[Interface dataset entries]
________
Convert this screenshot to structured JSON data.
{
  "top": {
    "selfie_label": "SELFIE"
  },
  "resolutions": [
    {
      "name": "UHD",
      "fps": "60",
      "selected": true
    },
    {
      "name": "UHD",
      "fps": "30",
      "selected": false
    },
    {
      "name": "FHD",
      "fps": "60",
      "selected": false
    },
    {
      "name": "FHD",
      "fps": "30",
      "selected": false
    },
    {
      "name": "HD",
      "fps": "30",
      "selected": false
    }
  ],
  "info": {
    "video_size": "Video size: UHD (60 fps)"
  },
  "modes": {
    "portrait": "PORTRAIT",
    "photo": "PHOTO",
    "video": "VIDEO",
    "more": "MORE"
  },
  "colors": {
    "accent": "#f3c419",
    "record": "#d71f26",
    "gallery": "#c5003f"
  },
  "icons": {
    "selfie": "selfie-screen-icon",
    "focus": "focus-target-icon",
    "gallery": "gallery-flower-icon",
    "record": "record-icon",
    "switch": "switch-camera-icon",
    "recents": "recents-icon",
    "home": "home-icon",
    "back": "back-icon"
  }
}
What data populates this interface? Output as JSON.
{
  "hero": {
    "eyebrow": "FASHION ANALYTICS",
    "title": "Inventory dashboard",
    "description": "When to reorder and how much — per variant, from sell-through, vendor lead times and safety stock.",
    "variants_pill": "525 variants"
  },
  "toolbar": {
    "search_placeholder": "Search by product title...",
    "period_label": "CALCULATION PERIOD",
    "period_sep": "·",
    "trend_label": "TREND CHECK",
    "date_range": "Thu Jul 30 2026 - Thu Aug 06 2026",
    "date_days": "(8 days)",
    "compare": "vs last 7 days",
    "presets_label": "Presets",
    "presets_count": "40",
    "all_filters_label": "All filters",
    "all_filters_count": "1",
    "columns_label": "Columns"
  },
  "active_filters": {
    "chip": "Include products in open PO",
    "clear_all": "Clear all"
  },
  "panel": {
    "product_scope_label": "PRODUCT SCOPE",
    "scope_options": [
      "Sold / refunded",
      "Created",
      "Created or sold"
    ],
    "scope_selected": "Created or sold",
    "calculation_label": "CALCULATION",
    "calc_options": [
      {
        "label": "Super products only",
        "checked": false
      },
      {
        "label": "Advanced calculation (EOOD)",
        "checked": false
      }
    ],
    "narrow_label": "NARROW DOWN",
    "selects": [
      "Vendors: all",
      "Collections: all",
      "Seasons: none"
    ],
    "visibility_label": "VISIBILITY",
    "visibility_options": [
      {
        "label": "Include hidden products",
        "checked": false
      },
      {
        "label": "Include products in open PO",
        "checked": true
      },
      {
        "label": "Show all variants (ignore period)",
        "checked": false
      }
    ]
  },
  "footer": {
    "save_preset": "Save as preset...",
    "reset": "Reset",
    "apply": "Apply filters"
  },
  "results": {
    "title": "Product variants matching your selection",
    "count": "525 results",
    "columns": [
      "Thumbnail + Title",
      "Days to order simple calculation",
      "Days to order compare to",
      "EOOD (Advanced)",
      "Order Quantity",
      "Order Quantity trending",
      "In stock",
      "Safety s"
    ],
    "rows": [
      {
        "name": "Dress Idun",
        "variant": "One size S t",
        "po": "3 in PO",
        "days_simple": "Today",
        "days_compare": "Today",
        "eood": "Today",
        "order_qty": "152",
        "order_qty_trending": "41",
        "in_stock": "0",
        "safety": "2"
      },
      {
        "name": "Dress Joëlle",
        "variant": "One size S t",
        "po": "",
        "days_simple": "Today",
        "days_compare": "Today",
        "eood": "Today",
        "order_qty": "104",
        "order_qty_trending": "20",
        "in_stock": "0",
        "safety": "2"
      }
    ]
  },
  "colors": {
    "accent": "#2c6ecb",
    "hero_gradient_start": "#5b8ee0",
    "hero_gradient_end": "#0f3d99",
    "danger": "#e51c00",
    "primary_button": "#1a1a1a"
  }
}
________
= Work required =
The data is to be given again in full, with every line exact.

= Result =
Convert this screenshot to structured JSON data.
{
  "top": {
    "selfie_label": "SELFIE"
  },
  "resolutions": [
    {
      "name": "UHD",
      "fps": "60",
      "selected": true
    },
    {
      "name": "UHD",
      "fps": "30",
      "selected": false
    },
    {
      "name": "FHD",
      "fps": "60",
      "selected": false
    },
    {
      "name": "FHD",
      "fps": "30",
      "selected": false
    },
    {
      "name": "HD",
      "fps": "30",
      "selected": false
    }
  ],
  "info": {
    "video_size": "Video size: UHD (60 fps)"
  },
  "modes": {
    "portrait": "PORTRAIT",
    "photo": "PHOTO",
    "video": "VIDEO",
    "more": "MORE"
  },
  "colors": {
    "accent": "#f3c419",
    "record": "#d71f26",
    "gallery": "#c5003f"
  },
  "icons": {
    "selfie": "selfie-screen-icon",
    "focus": "focus-target-icon",
    "gallery": "gallery-flower-icon",
    "record": "record-icon",
    "switch": "switch-camera-icon",
    "recents": "recents-icon",
    "home": "home-icon",
    "back": "back-icon"
  }
}
What data populates this interface? Output as JSON.
{
  "hero": {
    "eyebrow": "FASHION ANALYTICS",
    "title": "Inventory dashboard",
    "description": "When to reorder and how much — per variant, from sell-through, vendor lead times and safety stock.",
    "variants_pill": "525 variants"
  },
  "toolbar": {
    "search_placeholder": "Search by product title...",
    "period_label": "CALCULATION PERIOD",
    "period_sep": "·",
    "trend_label": "TREND CHECK",
    "date_range": "Thu Jul 30 2026 - Thu Aug 06 2026",
    "date_days": "(8 days)",
    "compare": "vs last 7 days",
    "presets_label": "Presets",
    "presets_count": "40",
    "all_filters_label": "All filters",
    "all_filters_count": "1",
    "columns_label": "Columns"
  },
  "active_filters": {
    "chip": "Include products in open PO",
    "clear_all": "Clear all"
  },
  "panel": {
    "product_scope_label": "PRODUCT SCOPE",
    "scope_options": [
      "Sold / refunded",
      "Created",
      "Created or sold"
    ],
    "scope_selected": "Created or sold",
    "calculation_label": "CALCULATION",
    "calc_options": [
      {
        "label": "Super products only",
        "checked": false
      },
      {
        "label": "Advanced calculation (EOOD)",
        "checked": false
      }
    ],
    "narrow_label": "NARROW DOWN",
    "selects": [
      "Vendors: all",
      "Collections: all",
      "Seasons: none"
    ],
    "visibility_label": "VISIBILITY",
    "visibility_options": [
      {
        "label": "Include hidden products",
        "checked": false
      },
      {
        "label": "Include products in open PO",
        "checked": true
      },
      {
        "label": "Show all variants (ignore period)",
        "checked": false
      }
    ]
  },
  "footer": {
    "save_preset": "Save as preset...",
    "reset": "Reset",
    "apply": "Apply filters"
  },
  "results": {
    "title": "Product variants matching your selection",
    "count": "525 results",
    "columns": [
      "Thumbnail + Title",
      "Days to order simple calculation",
      "Days to order compare to",
      "EOOD (Advanced)",
      "Order Quantity",
      "Order Quantity trending",
      "In stock",
      "Safety s"
    ],
    "rows": [
      {
        "name": "Dress Idun",
        "variant": "One size S t",
        "po": "3 in PO",
        "days_simple": "Today",
        "days_compare": "Today",
        "eood": "Today",
        "order_qty": "152",
        "order_qty_trending": "41",
        "in_stock": "0",
        "safety": "2"
      },
      {
        "name": "Dress Joëlle",
        "variant": "One size S t",
        "po": "",
        "days_simple": "Today",
        "days_compare": "Today",
        "eood": "Today",
        "order_qty": "104",
        "order_qty_trending": "20",
        "in_stock": "0",
        "safety": "2"
      }
    ]
  },
  "colors": {
    "accent": "#2c6ecb",
    "hero_gradient_start": "#5b8ee0",
    "hero_gradient_end": "#0f3d99",
    "danger": "#e51c00",
    "primary_button": "#1a1a1a"
  }
}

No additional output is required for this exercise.